I wonder whether it wouldn’t be possible to develop a tandem service, with the careers advisers and the university counsellors working together, to help reduce the numbers of people that fall through the cracks. The reason I suggest this is because almost all the doctors who have come to see me who have experienced extreme difficulties in foundation, also experienced problems in medical school. Those who end up leaving in foundation have often experienced considerable difficulties in medical school – but they haven’t received the support they need, to help them make robust career decisions at an earlier stage.

I suspect that many of the doctors who struggle in foundation could be identified in advance, and offered more support once they begin work. However, because of stigma, they don’t come forward; they disengage in medical school, do less well, and get allocated to F1 places that more highly-ranked students have avoided and may also be far away from family and friends. For these reasons, the most vulnerable medical students can end up being offered the least support in their first jobs.

Does this also relate to advice for medical students and trainees when choosing their specialties?

Educational supervisors don’t necessarily have a nuanced understanding of the particular stressors associated with different specialties. For example, I often see trainees who are prone to perfectionism and anxiety, and who have struggled to cope with the acute demands of the foundation years – particularly when the health service as a whole is currently under such pressure. These students often tell me that well-meaning educational supervisors from their hospital placements have said: “Well, if you’re finding it really difficult in hospital, why don’t you consider work as a GP?” This itself is a fundamental misunderstanding of the stresses found in general practice. There might not be patient resuscitations to deal with, but you have to be competent across a whole range of specialties and you’re far more isolated than you are when working on the wards. To enjoy working as a GP (and of course, many doctors do), you have to have a capacity to manage uncertainty.

What single piece of advice would you give to medical students or doctors as something they can take away and apply from today?

My single piece of advice would be to challenge the saying: “Physician, heal thyself.” It is fundamentally wrong. The medical profession as a whole cannot escape the fact that medical work is psychologically demanding so the physician should not be expected to heal themselves.

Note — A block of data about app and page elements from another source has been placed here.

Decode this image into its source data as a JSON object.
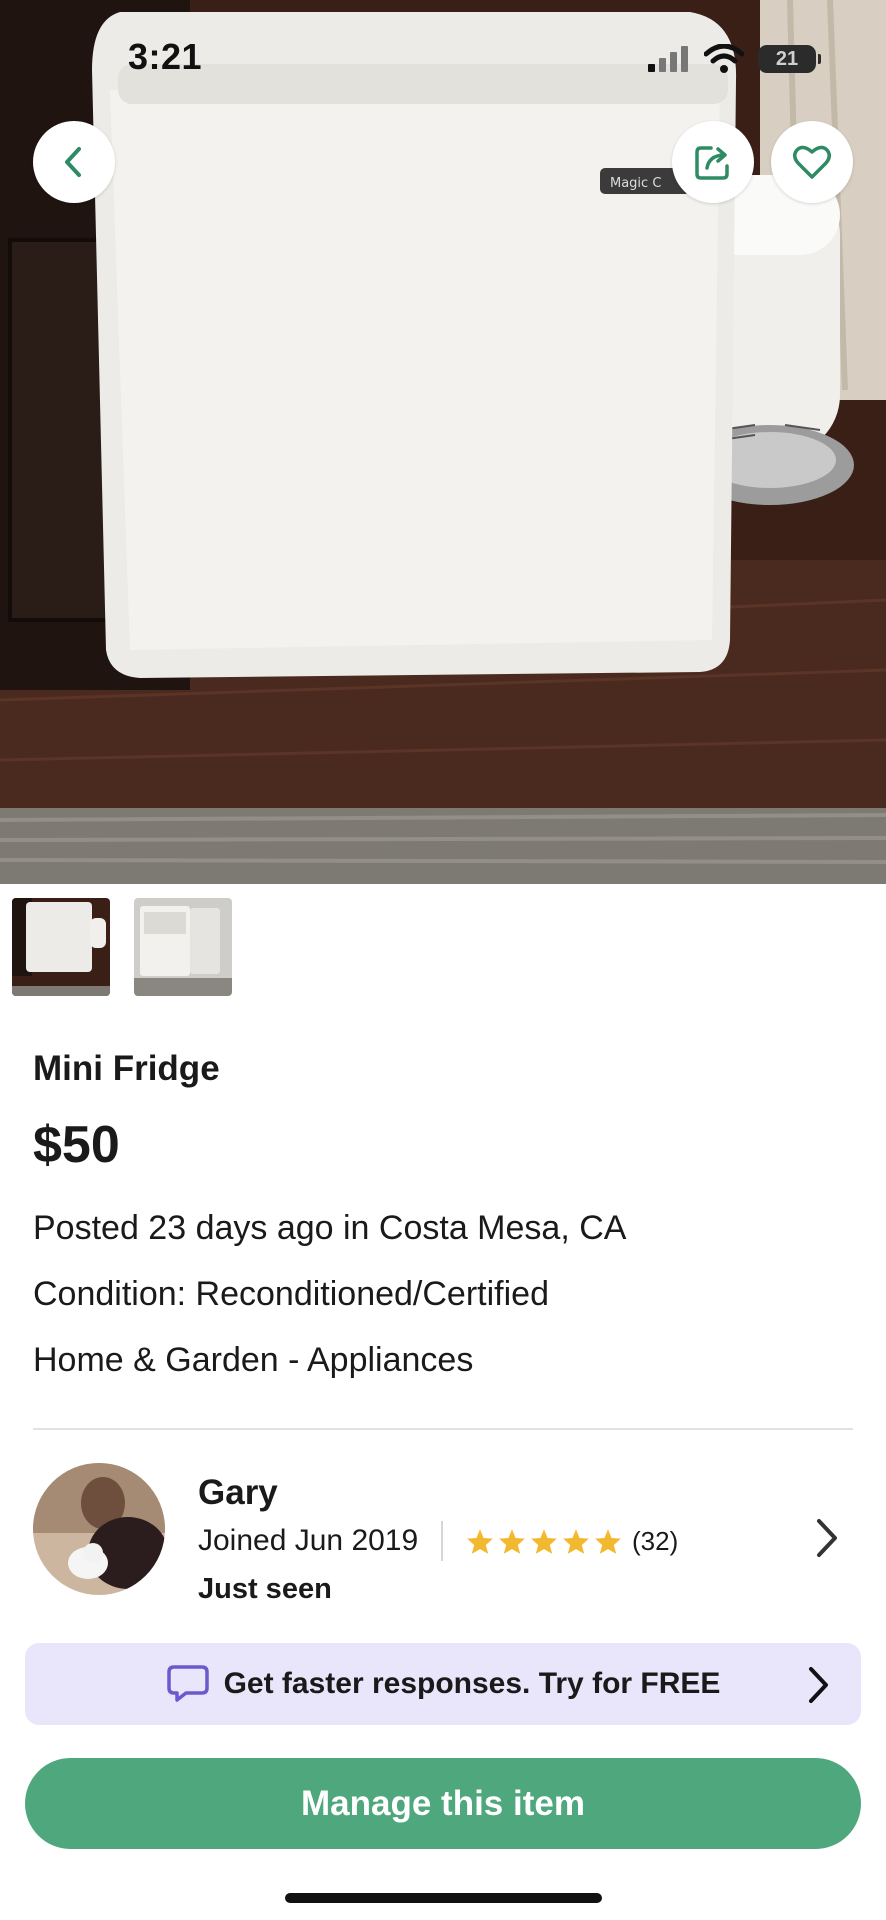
{
  "status_bar": {
    "time": "3:21",
    "battery": "21"
  },
  "hero": {
    "brand_badge": "Magic C"
  },
  "listing": {
    "title": "Mini Fridge",
    "price": "$50",
    "posted": "Posted 23 days ago in Costa Mesa, CA",
    "condition": "Condition: Reconditioned/Certified",
    "category": "Home & Garden - Appliances",
    "photo_count": 2
  },
  "seller": {
    "name": "Gary",
    "joined": "Joined Jun 2019",
    "rating_stars": 5,
    "review_count": "(32)",
    "last_seen": "Just seen"
  },
  "promo": {
    "text": "Get faster responses. Try for FREE"
  },
  "actions": {
    "manage_label": "Manage this item"
  },
  "colors": {
    "accent_green": "#4fa77d",
    "promo_bg": "#e9e6fb",
    "promo_icon": "#6a5acd",
    "star": "#f2b82f",
    "icon_green": "#2e8b63"
  },
  "icons": {
    "back": "chevron-left-icon",
    "share": "share-icon",
    "favorite": "heart-icon",
    "seller_link": "chevron-right-icon",
    "promo": "chat-bubble-icon"
  }
}
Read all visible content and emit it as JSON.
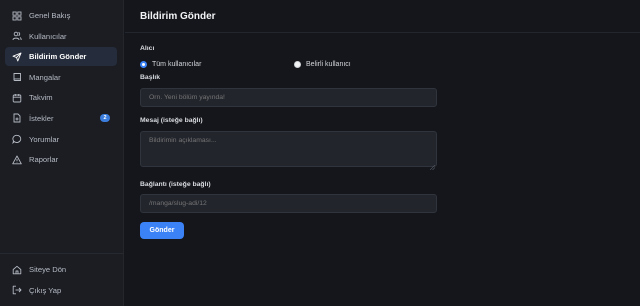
{
  "sidebar": {
    "items": [
      {
        "label": "Genel Bakış",
        "icon": "grid-icon"
      },
      {
        "label": "Kullanıcılar",
        "icon": "users-icon"
      },
      {
        "label": "Bildirim Gönder",
        "icon": "send-icon"
      },
      {
        "label": "Mangalar",
        "icon": "book-icon"
      },
      {
        "label": "Takvim",
        "icon": "calendar-icon"
      },
      {
        "label": "İstekler",
        "icon": "file-icon",
        "badge": "2"
      },
      {
        "label": "Yorumlar",
        "icon": "comment-icon"
      },
      {
        "label": "Raporlar",
        "icon": "warning-icon"
      }
    ],
    "bottom": [
      {
        "label": "Siteye Dön",
        "icon": "home-icon"
      },
      {
        "label": "Çıkış Yap",
        "icon": "logout-icon"
      }
    ]
  },
  "header": {
    "title": "Bildirim Gönder"
  },
  "form": {
    "recipient_label": "Alıcı",
    "option_all": "Tüm kullanıcılar",
    "option_specific": "Belirli kullanıcı",
    "title_label": "Başlık",
    "title_placeholder": "Örn. Yeni bölüm yayında!",
    "message_label": "Mesaj (isteğe bağlı)",
    "message_placeholder": "Bildirimin açıklaması...",
    "link_label": "Bağlantı (isteğe bağlı)",
    "link_placeholder": "/manga/slug-adi/12",
    "submit_label": "Gönder"
  },
  "colors": {
    "accent": "#3b82f6",
    "background": "#14161b",
    "sidebar": "#1b1d23"
  }
}
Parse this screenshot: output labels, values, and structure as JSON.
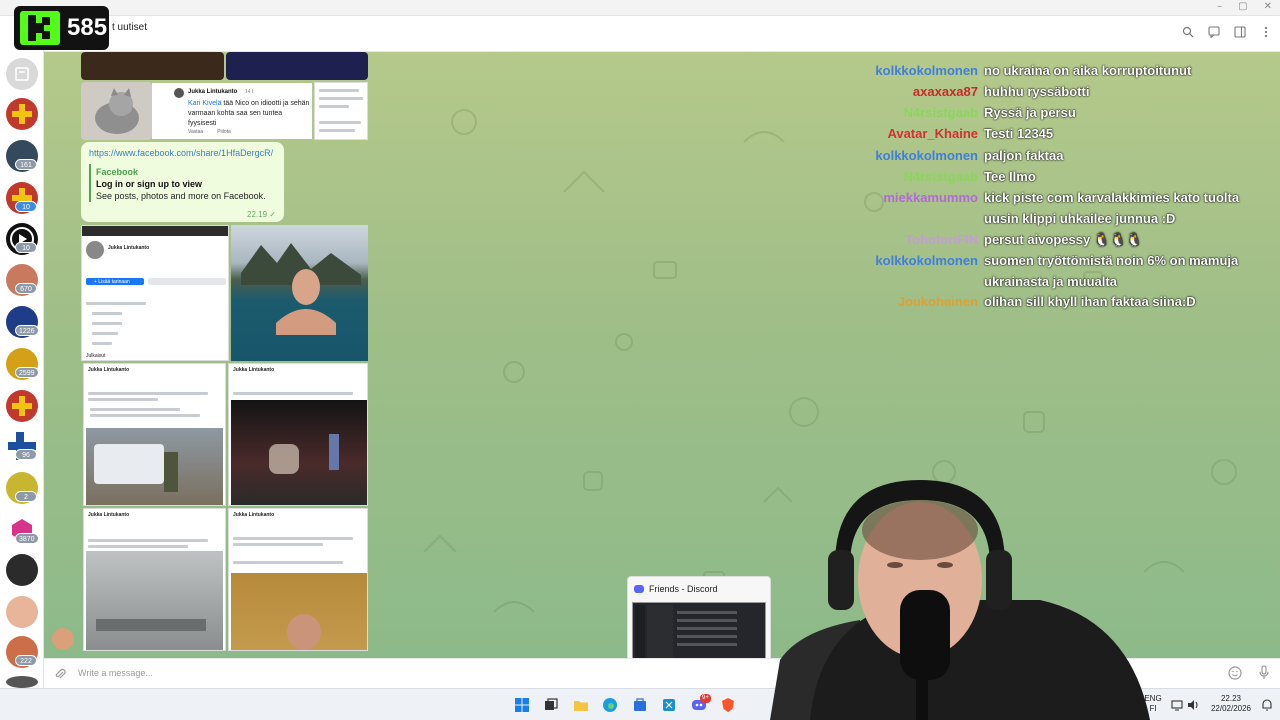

Instead, they should feel able and comfortable to seek help from others, whenever it is needed. “Get help”, rather than “heal thyself”, is a better maxim.

Also Human: The Inner Lives of Doctors is published by Heinemann. We look forward to welcoming Dr Elton for a special guest talk at our 2018 Annual General Meeting.

Page header: photo by Sam Austin on Unsplash